The lines to find are those in the entries that hold the word "JAKOŚĆ"; copy every one of them.

_SUPPLIED DATA_
◆ ◆ ◆

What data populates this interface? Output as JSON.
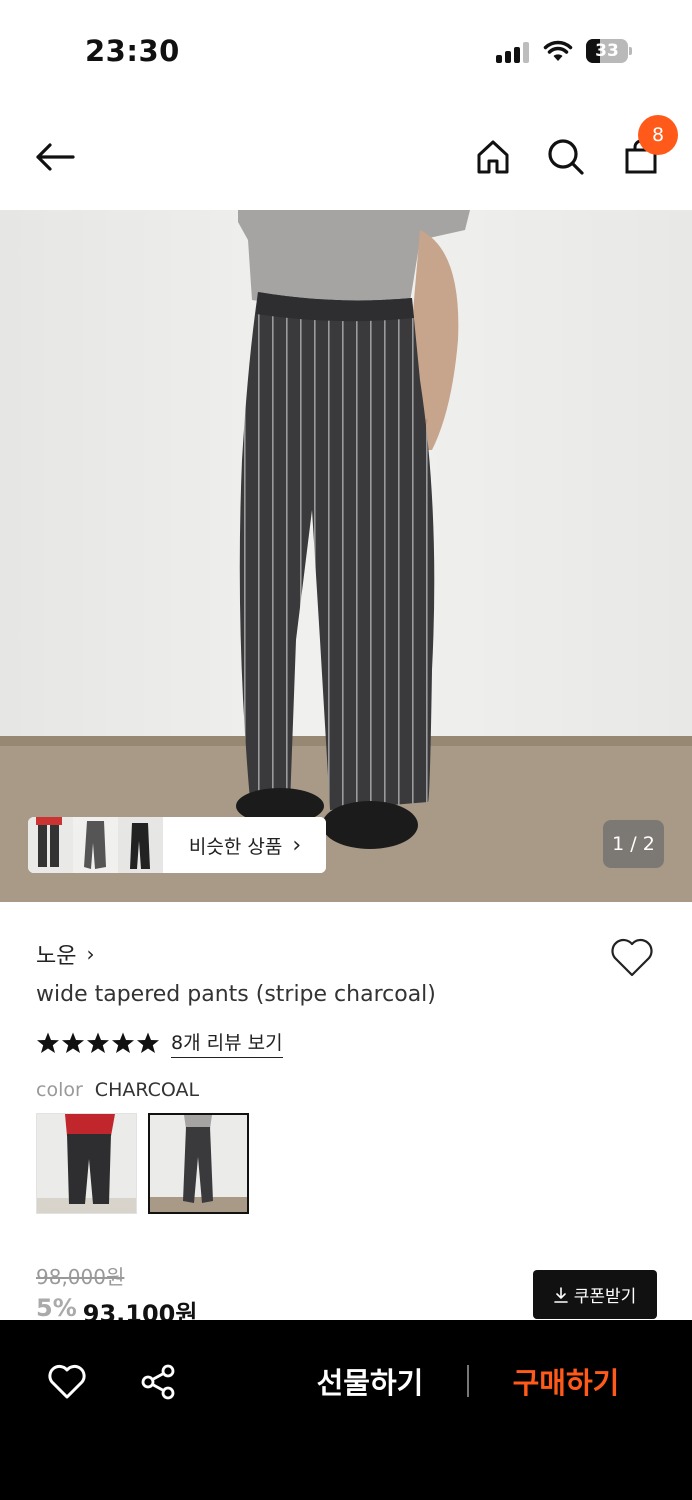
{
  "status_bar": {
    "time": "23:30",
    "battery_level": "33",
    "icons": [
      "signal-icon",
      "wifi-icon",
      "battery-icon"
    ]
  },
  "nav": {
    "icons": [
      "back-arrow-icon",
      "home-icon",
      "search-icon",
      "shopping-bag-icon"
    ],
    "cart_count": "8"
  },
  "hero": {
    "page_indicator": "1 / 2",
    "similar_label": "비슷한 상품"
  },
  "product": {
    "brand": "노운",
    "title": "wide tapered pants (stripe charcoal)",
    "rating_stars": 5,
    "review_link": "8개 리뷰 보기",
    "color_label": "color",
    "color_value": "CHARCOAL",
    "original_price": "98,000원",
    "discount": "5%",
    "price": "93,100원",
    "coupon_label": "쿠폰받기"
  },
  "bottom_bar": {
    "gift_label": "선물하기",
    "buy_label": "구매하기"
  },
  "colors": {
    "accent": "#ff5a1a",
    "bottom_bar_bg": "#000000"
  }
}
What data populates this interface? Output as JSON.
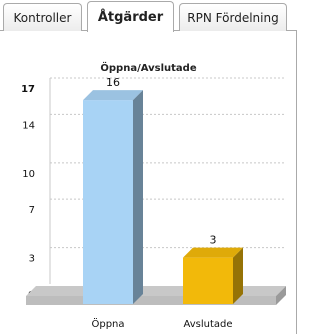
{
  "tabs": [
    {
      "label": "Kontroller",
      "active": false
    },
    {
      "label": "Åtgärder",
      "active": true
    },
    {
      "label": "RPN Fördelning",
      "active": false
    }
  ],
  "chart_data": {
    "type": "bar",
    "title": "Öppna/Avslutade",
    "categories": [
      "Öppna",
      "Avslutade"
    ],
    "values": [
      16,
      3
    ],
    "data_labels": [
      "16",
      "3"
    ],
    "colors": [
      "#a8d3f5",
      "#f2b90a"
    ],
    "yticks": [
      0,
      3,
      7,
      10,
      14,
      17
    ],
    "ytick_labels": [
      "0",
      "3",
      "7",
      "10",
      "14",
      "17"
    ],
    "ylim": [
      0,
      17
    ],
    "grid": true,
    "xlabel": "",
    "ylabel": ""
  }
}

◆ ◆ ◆

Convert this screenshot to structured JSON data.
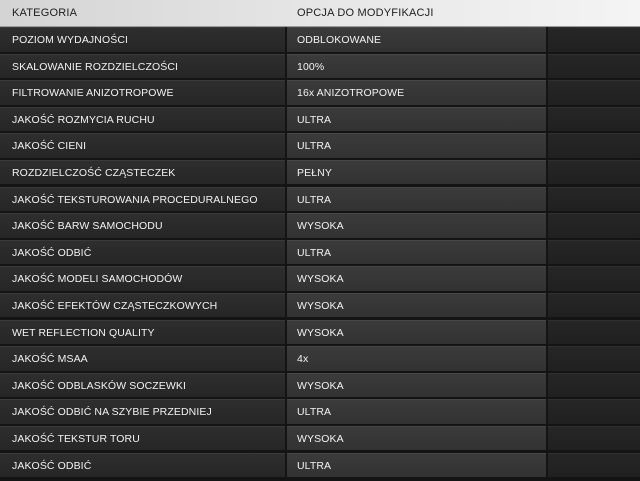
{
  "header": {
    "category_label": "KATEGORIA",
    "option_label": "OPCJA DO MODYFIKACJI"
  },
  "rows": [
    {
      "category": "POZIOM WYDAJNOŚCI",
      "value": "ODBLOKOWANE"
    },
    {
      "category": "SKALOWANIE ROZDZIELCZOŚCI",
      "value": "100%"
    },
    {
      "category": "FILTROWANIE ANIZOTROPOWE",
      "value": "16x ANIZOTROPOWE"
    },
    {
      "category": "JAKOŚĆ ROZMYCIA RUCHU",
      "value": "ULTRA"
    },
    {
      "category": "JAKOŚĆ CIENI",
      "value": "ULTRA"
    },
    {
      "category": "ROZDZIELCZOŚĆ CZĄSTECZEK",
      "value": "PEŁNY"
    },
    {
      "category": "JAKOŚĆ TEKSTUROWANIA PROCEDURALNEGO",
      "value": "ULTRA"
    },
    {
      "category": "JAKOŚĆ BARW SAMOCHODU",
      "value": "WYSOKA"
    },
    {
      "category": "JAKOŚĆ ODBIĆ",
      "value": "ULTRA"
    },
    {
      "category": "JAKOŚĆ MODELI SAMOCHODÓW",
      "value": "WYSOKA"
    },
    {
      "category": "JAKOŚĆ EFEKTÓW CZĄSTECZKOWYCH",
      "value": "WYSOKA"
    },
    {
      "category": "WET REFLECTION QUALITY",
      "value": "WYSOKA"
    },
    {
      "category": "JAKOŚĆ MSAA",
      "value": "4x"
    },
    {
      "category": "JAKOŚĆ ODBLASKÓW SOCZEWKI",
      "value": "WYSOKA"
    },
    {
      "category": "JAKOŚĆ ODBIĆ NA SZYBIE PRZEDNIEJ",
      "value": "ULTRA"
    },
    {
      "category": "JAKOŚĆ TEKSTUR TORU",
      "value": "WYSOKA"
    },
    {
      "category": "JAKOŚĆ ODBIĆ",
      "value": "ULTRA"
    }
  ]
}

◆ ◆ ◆

_SOLUTION FOR THIS TASK_
      "category": "JAKOŚĆ ROZMYCIA RUCHU",
      "category": "JAKOŚĆ CIENI",
      "category": "JAKOŚĆ TEKSTUROWANIA PROCEDURALNEGO",
      "category": "JAKOŚĆ BARW SAMOCHODU",
      "category": "JAKOŚĆ ODBIĆ",
      "category": "JAKOŚĆ MODELI SAMOCHODÓW",
      "category": "JAKOŚĆ EFEKTÓW CZĄSTECZKOWYCH",
      "category": "JAKOŚĆ MSAA",
      "category": "JAKOŚĆ ODBLASKÓW SOCZEWKI",
      "category": "JAKOŚĆ ODBIĆ NA SZYBIE PRZEDNIEJ",
      "category": "JAKOŚĆ TEKSTUR TORU",
      "category": "JAKOŚĆ ODBIĆ",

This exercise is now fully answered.